Recorded data:
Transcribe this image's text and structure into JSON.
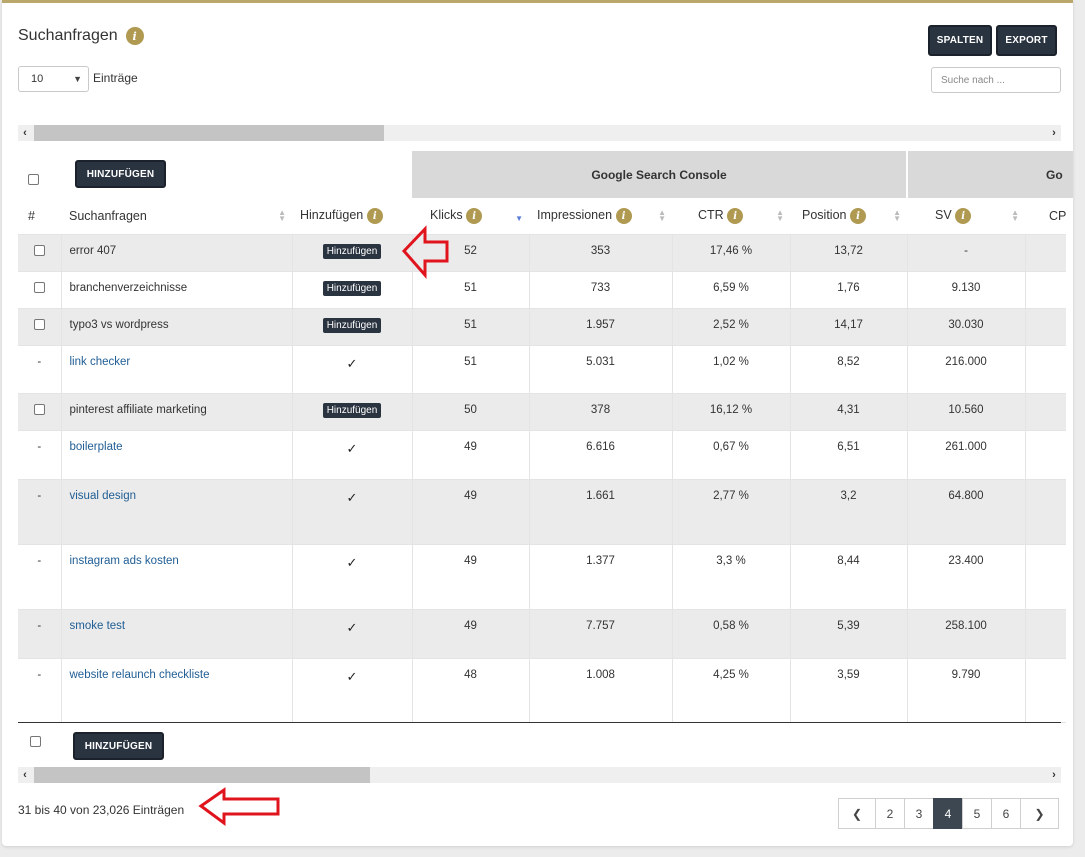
{
  "header": {
    "title": "Suchanfragen",
    "spalten_label": "SPALTEN",
    "export_label": "EXPORT"
  },
  "controls": {
    "page_size": "10",
    "entries_label": "Einträge",
    "search_placeholder": "Suche nach ..."
  },
  "bulk": {
    "add_label": "HINZUFÜGEN"
  },
  "groups": {
    "gsc": "Google Search Console",
    "next": "Go"
  },
  "columns": {
    "num": "#",
    "query": "Suchanfragen",
    "add": "Hinzufügen",
    "clicks": "Klicks",
    "impressions": "Impressionen",
    "ctr": "CTR",
    "position": "Position",
    "sv": "SV",
    "cp": "CP"
  },
  "rows": [
    {
      "selectable": true,
      "query": "error 407",
      "add": "Hinzufügen",
      "clicks": "52",
      "impressions": "353",
      "ctr": "17,46 %",
      "position": "13,72",
      "sv": "-"
    },
    {
      "selectable": true,
      "query": "branchenverzeichnisse",
      "add": "Hinzufügen",
      "clicks": "51",
      "impressions": "733",
      "ctr": "6,59 %",
      "position": "1,76",
      "sv": "9.130"
    },
    {
      "selectable": true,
      "query": "typo3 vs wordpress",
      "add": "Hinzufügen",
      "clicks": "51",
      "impressions": "1.957",
      "ctr": "2,52 %",
      "position": "14,17",
      "sv": "30.030"
    },
    {
      "selectable": false,
      "num": "-",
      "query": "link checker",
      "clicks": "51",
      "impressions": "5.031",
      "ctr": "1,02 %",
      "position": "8,52",
      "sv": "216.000"
    },
    {
      "selectable": true,
      "query": "pinterest affiliate marketing",
      "add": "Hinzufügen",
      "clicks": "50",
      "impressions": "378",
      "ctr": "16,12 %",
      "position": "4,31",
      "sv": "10.560"
    },
    {
      "selectable": false,
      "num": "-",
      "query": "boilerplate",
      "clicks": "49",
      "impressions": "6.616",
      "ctr": "0,67 %",
      "position": "6,51",
      "sv": "261.000"
    },
    {
      "selectable": false,
      "num": "-",
      "query": "visual design",
      "clicks": "49",
      "impressions": "1.661",
      "ctr": "2,77 %",
      "position": "3,2",
      "sv": "64.800"
    },
    {
      "selectable": false,
      "num": "-",
      "query": "instagram ads kosten",
      "clicks": "49",
      "impressions": "1.377",
      "ctr": "3,3 %",
      "position": "8,44",
      "sv": "23.400"
    },
    {
      "selectable": false,
      "num": "-",
      "query": "smoke test",
      "clicks": "49",
      "impressions": "7.757",
      "ctr": "0,58 %",
      "position": "5,39",
      "sv": "258.100"
    },
    {
      "selectable": false,
      "num": "-",
      "query": "website relaunch checkliste",
      "clicks": "48",
      "impressions": "1.008",
      "ctr": "4,25 %",
      "position": "3,59",
      "sv": "9.790"
    }
  ],
  "footer": {
    "summary": "31 bis 40 von 23,026 Einträgen"
  },
  "pagination": {
    "pages": [
      "2",
      "3",
      "4",
      "5",
      "6"
    ],
    "current": "4"
  },
  "colors": {
    "accent": "#b09a52",
    "dark": "#2a3340",
    "link": "#1f5d94",
    "annotation": "#e0141c"
  }
}
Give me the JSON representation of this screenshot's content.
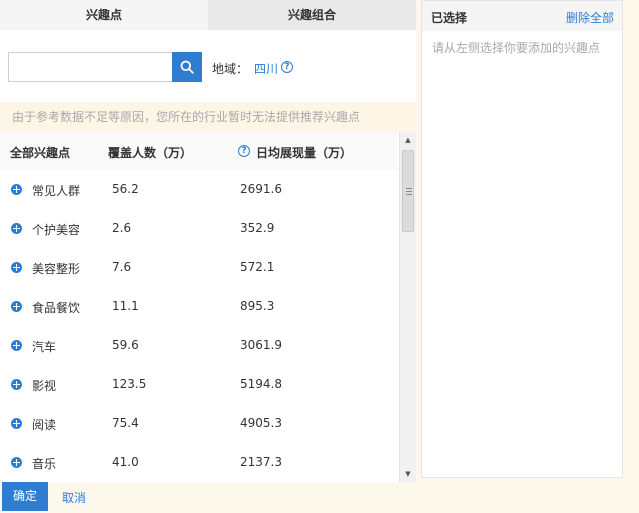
{
  "tabs": [
    {
      "label": "兴趣点",
      "active": true
    },
    {
      "label": "兴趣组合",
      "active": false
    }
  ],
  "search": {
    "value": "",
    "placeholder": ""
  },
  "region": {
    "label": "地域：",
    "value": "四川"
  },
  "notice": "由于参考数据不足等原因，您所在的行业暂时无法提供推荐兴趣点",
  "table": {
    "headers": {
      "name": "全部兴趣点",
      "cover": "覆盖人数（万）",
      "views": "日均展现量（万）"
    },
    "rows": [
      {
        "name": "常见人群",
        "cover": "56.2",
        "views": "2691.6"
      },
      {
        "name": "个护美容",
        "cover": "2.6",
        "views": "352.9"
      },
      {
        "name": "美容整形",
        "cover": "7.6",
        "views": "572.1"
      },
      {
        "name": "食品餐饮",
        "cover": "11.1",
        "views": "895.3"
      },
      {
        "name": "汽车",
        "cover": "59.6",
        "views": "3061.9"
      },
      {
        "name": "影视",
        "cover": "123.5",
        "views": "5194.8"
      },
      {
        "name": "阅读",
        "cover": "75.4",
        "views": "4905.3"
      },
      {
        "name": "音乐",
        "cover": "41.0",
        "views": "2137.3"
      }
    ]
  },
  "selected_panel": {
    "title": "已选择",
    "clear_all": "删除全部",
    "placeholder": "请从左侧选择你要添加的兴趣点"
  },
  "footer": {
    "confirm": "确定",
    "cancel": "取消"
  },
  "colors": {
    "accent": "#2f7dd0",
    "notice_bg": "#fdf6e6"
  }
}
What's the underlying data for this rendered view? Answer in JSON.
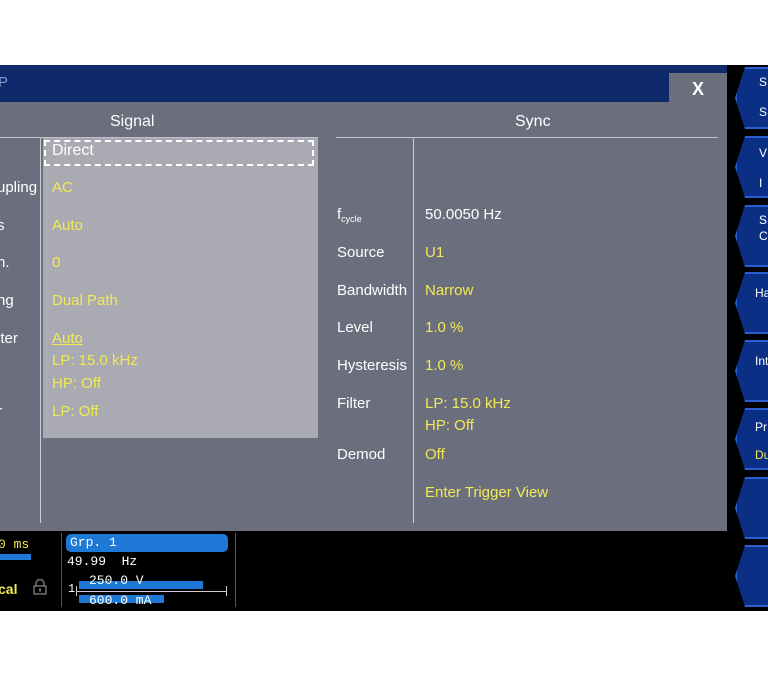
{
  "window": {
    "title_fragment": "P",
    "close_label": "X"
  },
  "signal": {
    "header": "Signal",
    "selected_value": "Direct",
    "rows": [
      {
        "label": "upling",
        "value": "AC"
      },
      {
        "label": "s",
        "value": "Auto"
      },
      {
        "label": "n.",
        "value": "0"
      },
      {
        "label": "ng",
        "value": "Dual Path"
      },
      {
        "label": "lter",
        "value": "Auto",
        "value2": "LP: 15.0 kHz",
        "value3": "HP: Off"
      },
      {
        "label": "r",
        "value": "LP: Off"
      }
    ]
  },
  "sync": {
    "header": "Sync",
    "fcycle_label": "f",
    "fcycle_sub": "cycle",
    "fcycle_value": "50.0050 Hz",
    "rows": [
      {
        "label": "Source",
        "value": "U1"
      },
      {
        "label": "Bandwidth",
        "value": "Narrow"
      },
      {
        "label": "Level",
        "value": "1.0 %"
      },
      {
        "label": "Hysteresis",
        "value": "1.0 %"
      },
      {
        "label": "Filter",
        "value": "LP: 15.0 kHz",
        "value2": "HP: Off"
      },
      {
        "label": "Demod",
        "value": "Off"
      }
    ],
    "trigger_link": "Enter Trigger View"
  },
  "softkeys": [
    {
      "line1": "S",
      "line2": "S"
    },
    {
      "line1": "V",
      "line2": "I"
    },
    {
      "line1": "S",
      "line2": "C"
    },
    {
      "line1": "Ha",
      "line2": ""
    },
    {
      "line1": "Int",
      "line2": ""
    },
    {
      "line1": "Pr",
      "line2": "Du"
    },
    {
      "line1": "",
      "line2": ""
    },
    {
      "line1": "",
      "line2": ""
    }
  ],
  "status": {
    "time_fragment": "0 ms",
    "local_fragment": "cal",
    "group_label": "Grp. 1",
    "freq_value": "49.99",
    "freq_unit": "Hz",
    "channel_num": "1",
    "voltage": "250.0 V",
    "current": "600.0 mA",
    "accent": "#1e78d6",
    "value_color": "#f2ea55"
  }
}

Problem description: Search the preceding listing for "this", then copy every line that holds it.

Solution to the problem:
Transcribe this image's text and structure into JSON.
Give me the JSON representation of this screenshot's content.
What's the underlying data for this rendered view? Answer in JSON.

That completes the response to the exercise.